■ EXERCISE DESCRIPTION:
Go through the data and count each line that has the string "placeholder". Give that count alone.

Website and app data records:
● ● ● ●
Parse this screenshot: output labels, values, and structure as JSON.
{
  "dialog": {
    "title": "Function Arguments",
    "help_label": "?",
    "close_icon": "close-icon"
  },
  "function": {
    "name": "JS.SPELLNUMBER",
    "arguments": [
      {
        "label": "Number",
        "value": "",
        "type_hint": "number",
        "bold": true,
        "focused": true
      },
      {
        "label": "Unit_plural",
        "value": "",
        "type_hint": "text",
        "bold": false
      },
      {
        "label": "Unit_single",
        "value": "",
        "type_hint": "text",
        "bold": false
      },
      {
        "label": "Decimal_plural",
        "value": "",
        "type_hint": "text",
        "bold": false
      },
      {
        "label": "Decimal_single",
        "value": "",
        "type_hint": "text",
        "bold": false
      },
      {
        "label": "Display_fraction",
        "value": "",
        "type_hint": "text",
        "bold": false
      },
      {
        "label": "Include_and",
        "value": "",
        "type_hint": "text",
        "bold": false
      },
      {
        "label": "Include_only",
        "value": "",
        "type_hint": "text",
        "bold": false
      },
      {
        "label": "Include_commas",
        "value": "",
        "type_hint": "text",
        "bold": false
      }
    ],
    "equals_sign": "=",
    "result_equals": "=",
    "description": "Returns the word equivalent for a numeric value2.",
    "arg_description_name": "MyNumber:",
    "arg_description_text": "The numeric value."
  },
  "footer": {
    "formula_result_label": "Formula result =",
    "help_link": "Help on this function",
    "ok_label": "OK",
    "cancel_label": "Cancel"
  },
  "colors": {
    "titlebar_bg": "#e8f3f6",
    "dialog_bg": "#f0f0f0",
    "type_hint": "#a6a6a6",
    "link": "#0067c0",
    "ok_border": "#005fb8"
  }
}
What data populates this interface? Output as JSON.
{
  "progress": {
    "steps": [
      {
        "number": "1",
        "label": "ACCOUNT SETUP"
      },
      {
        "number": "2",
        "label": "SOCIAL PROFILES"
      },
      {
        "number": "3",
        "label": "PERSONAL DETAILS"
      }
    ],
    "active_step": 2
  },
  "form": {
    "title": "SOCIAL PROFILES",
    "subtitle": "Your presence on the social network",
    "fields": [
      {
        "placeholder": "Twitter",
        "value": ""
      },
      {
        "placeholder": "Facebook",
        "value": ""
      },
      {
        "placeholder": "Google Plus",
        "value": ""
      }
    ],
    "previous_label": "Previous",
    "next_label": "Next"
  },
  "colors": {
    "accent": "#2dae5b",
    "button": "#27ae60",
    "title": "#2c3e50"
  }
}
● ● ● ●
■ RESULT:
3